Dr. Reuber said they tend to stay in the same industry but that doesn't mean they have to. They can certainly leverage their industry-specific skills more if they do.
"When you are in an industry and you have lots of experience in that industry, you will see lots of opportunities," she said. "You may see ways to diversify product lines or client bases that aren't being served or ways to expand geographically."
She added that the combination of Mr. Gustavson's experience in running a successful business and Mr. Holland's mentorship makes a lot of sense.
"[Mr. Gustavson]would leverage his knowledge about how to build value among a network of players in the industry, and he would leverage his ways to use creative business models," she said. "He brings a different perspective. It's his previous successes that will make stakeholders stay with him."
While serial entrepreneurs bring a wealth of knowledge to a start-up in the same industry, their business skills are applicable across a range of endeavours.

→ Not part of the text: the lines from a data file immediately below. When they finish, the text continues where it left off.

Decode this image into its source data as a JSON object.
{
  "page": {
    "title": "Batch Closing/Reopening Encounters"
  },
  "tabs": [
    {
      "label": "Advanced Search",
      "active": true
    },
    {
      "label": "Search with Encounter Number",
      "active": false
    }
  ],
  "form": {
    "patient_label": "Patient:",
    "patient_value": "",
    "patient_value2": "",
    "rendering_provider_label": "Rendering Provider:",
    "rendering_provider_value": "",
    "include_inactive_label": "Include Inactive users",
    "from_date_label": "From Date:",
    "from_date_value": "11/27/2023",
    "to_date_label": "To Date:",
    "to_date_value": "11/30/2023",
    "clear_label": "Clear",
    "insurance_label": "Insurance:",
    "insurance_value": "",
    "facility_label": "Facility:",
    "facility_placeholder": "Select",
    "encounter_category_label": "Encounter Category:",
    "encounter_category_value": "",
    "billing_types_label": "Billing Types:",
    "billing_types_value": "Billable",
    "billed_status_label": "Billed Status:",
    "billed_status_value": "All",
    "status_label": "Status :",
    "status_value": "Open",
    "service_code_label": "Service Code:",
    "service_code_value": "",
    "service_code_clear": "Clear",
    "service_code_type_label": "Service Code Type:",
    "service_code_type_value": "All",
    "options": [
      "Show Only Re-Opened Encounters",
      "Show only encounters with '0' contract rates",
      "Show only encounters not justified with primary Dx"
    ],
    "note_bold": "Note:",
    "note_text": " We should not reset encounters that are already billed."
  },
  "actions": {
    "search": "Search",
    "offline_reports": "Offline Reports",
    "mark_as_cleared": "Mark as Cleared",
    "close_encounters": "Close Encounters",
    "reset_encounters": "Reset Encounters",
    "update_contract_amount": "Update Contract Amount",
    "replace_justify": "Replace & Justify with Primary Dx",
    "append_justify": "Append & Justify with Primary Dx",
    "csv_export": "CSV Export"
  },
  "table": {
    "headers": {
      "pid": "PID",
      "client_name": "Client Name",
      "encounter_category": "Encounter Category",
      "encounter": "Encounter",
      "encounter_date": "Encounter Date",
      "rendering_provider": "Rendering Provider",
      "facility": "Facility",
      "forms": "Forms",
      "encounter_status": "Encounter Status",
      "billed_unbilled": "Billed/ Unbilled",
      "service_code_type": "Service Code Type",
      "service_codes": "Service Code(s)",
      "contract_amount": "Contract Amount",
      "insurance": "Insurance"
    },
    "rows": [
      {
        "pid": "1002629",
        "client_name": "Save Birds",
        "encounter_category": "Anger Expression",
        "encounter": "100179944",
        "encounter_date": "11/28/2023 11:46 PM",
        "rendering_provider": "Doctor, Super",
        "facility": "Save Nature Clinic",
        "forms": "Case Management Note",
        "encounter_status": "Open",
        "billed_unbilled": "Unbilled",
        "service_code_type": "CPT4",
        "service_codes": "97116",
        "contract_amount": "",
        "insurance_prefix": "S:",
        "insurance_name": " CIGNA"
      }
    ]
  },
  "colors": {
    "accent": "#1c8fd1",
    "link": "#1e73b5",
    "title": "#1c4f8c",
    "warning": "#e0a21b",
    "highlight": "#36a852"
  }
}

"I enjoy being able to move between industries," said Mr. Gustavson. "There are things you need to learn about specific industries but customer service is customer service. Whether you're selling a widget or foreign exchange, the customer wants to have a positive experience, have value, and have it delivered on time."
Special to The Globe and Mail